Everyone hates to admit it, but you know it’s true. Time is our most important asset when it is used efficiently. We all have 24 hours in our timetables. No matter what someone says, we are the same. It’s the way we use our time that makes the difference.
Isn’t it fascinating how some people can maximize their productivity while others can but don’t? I’ve always wondered how someone like Elon Musk runs their business, stays healthy and functional, and leads a fulfilling life. Then I thought: He doesn’t have time for everything; he made time for the things that matter most to him.
The myth is that many people believe they don’t have the time to take up a sideline, learn a new skill or language, or read a book. It’s easy to fall into this trap. Think about it, you must have said NO to one of them before. I have. I do it all the time because I know it’s wrong. The trick to overcoming the “I don’t have time” myth is to become aware of it.
Here are 4 ways to keep track of things, find the excuses in your head, destroy them, and be extra productive.
1. Set 3 big goals for the month
I hate planning. It overwhelms me. Most of the advice out there is that you should outline your month, week, or day in advance. That you should make a detailed plan. It sounds like a chore if you ask me. Good time management and increased productivity shouldn’t come with more work, right?
The best way to achieve this is to set yourself 3 big goals at the beginning of each month. When you have a list of 15 destinations, just looking at them will destroy your drive. As a result, this leads to inaction and a decrease in motivation. However, when you write 3 goals on a piece of paper or a google doc it’s easy, doable, and manageable, and there’s nothing more empowering than having a go-getter mindset when looking at a list of goals.
2. Eat the biggest frog of the day
That’s in Brian Tracy’s book “Eat That Frog”. In it he describes big goals as frogs. When you wake up, you need to identify your toughest and most important task for the day and do it first thing in the morning.
Eating a large frog is important, preferably a task that requires energy and focus. For me, it’s writing a long article, article, or email. When I get up, I go straight to my Mac because I know I need to be one step ahead of my day before it gets carried away. You need to schedule an hour or two free from distractions to work efficiently and get meaningful results.
Again, the more goals you have, the harder it is to manage time and be more productive. Do this every day and every small step will lead to tremendous success.
“Time is something created. To say that I have no time means to say that I have no time. “- Lao Tzu
3. Prioritize and protect your time
As with money, it is important to pay attention to where your time goes. This is your first step towards effective time management. Choose an appropriate time to complete your most important tasks and protect that time with your life. By that I mean, never say yes to unexpected tasks. Life can easily escape you.
Also, most people underestimate time. They don’t know if you are busy or free and they will always ask you to hang out and have fun. Use this lack of knowledge to your advantage. It is better to act unavailable or active even when you are not. It makes it easy to say no to things that don’t add anything of value to your life. By protecting your time and spending it the way you want, you have more control.

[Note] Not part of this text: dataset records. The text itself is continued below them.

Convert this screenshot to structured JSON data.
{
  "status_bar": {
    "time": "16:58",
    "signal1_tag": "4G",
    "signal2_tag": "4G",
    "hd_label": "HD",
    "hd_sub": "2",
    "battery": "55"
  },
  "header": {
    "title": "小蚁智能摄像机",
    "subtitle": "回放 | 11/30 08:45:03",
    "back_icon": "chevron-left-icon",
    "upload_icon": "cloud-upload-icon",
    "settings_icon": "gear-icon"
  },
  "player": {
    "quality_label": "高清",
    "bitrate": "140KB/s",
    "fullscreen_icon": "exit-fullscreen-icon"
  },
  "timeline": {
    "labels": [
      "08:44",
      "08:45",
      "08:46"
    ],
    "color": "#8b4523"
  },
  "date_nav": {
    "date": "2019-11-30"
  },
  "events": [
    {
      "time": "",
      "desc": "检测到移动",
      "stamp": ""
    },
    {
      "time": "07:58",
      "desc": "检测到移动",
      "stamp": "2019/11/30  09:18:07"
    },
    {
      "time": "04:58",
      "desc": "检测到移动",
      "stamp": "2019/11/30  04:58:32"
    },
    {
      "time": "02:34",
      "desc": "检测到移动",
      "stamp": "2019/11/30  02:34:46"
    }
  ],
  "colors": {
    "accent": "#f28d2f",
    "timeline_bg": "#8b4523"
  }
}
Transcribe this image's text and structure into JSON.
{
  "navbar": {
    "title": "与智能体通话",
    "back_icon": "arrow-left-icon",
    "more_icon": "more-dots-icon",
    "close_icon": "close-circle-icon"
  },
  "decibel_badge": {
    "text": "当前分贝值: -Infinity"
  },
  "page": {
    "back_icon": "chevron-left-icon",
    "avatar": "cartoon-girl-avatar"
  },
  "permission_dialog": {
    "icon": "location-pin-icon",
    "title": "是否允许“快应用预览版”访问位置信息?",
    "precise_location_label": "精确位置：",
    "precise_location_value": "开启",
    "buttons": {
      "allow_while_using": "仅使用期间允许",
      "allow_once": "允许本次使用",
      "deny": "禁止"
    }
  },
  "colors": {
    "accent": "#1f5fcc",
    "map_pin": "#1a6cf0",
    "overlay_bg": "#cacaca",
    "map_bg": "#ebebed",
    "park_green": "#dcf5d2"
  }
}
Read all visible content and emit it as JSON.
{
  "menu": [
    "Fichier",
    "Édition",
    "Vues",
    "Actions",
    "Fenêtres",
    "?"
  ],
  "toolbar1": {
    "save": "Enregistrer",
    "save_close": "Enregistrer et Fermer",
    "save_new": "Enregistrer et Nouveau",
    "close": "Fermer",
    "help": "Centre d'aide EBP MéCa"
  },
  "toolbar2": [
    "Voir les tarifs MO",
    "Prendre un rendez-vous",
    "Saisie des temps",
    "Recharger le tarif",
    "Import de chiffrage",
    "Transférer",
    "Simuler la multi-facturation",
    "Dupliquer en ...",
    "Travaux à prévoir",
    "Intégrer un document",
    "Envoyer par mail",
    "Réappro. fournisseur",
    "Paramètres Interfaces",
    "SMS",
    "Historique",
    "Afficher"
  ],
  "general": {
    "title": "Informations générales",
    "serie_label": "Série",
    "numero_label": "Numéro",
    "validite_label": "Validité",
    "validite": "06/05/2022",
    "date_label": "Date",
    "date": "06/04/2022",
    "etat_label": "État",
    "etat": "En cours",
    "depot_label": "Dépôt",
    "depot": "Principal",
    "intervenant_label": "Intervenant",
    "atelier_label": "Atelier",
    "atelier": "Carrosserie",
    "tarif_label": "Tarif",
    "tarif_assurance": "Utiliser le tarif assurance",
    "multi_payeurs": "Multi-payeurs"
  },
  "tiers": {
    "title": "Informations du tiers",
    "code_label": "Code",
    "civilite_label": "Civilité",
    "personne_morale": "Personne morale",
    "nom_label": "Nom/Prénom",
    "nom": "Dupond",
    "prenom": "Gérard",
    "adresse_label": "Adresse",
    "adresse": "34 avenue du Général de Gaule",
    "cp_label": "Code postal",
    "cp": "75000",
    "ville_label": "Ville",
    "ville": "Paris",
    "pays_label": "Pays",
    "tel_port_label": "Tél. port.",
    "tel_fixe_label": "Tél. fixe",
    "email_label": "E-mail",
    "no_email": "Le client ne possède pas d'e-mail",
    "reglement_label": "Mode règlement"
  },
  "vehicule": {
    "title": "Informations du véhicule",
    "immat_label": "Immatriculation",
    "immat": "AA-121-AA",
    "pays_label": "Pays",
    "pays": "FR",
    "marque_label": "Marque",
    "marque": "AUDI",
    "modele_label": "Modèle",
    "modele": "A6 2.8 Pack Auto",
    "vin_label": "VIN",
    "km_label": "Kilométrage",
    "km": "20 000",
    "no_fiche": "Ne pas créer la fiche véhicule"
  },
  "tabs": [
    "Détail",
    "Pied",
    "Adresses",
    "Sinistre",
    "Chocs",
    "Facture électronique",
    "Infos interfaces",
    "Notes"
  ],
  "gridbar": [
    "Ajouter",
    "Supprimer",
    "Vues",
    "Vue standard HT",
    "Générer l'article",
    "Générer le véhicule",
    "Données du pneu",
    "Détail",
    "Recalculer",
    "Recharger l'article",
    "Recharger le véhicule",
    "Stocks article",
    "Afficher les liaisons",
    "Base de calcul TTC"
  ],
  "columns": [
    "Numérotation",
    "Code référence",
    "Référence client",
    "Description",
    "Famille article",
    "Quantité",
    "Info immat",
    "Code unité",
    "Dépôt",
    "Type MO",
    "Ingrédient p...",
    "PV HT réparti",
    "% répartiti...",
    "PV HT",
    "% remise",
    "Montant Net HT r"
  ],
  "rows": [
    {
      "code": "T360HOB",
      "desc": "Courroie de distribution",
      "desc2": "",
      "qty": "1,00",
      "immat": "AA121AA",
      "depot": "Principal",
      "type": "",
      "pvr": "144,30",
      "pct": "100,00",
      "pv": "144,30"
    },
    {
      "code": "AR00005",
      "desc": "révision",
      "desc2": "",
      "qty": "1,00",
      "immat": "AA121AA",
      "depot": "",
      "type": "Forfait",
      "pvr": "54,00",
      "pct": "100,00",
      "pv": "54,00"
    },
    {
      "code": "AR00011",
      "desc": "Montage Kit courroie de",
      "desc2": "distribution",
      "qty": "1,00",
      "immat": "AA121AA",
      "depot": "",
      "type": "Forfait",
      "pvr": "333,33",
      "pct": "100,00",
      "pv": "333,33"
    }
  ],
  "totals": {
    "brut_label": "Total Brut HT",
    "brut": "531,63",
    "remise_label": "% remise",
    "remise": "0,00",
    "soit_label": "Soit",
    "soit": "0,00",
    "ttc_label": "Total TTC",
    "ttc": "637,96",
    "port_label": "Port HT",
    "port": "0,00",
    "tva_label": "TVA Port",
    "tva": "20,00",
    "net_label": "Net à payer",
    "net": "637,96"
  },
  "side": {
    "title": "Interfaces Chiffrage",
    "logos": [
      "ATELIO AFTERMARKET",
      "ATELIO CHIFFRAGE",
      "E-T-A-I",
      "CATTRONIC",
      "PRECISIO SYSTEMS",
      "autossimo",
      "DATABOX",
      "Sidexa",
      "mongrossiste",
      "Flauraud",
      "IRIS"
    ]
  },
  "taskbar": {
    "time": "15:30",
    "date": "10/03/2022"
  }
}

The worst that can happen is when time controls you. This is what makes a person say “I don’t have time”. It just means that they are caught up in their own illusion and the sad part is that they have convinced themselves that they cannot change their situation. As a result, they lose hope and live the rest of their lives thinking that “because of a lack of time” there is no solution to their problems.
In short, be aware of how you spend your time and invest it in important needle-moving habits that will allow you to grow personally and professionally.
4. Hell yes or no
This concept is based on a book of the same name: “Hell yes or no: what’s worth it” by Derek Sivers.
When asked to do something, the answer should always be yes or no. If you don’t feel overwhelmed with pursuing a goal, question that decision. There shouldn’t be anything between hell yes and no.
Hence, we have to be selective about where our time goes. Before I take on new projects, I think about how much time I have to invest. I ask myself these questions:
- What do I get out of it when it’s done?
- Will it really be worth my time
- How much time do I have to invest daily and weekly?
For example, I’ve always wanted to learn programming. Even if it’s boring – a clear red flag – I knew it was necessary for my writing business. Since I’m not a techie, I find programming ridiculously time consuming and uncomfortable. It will take me weeks, if not longer, to get decent so it won’t be worth my time. Instead, I can use this time to do other exciting things for myself.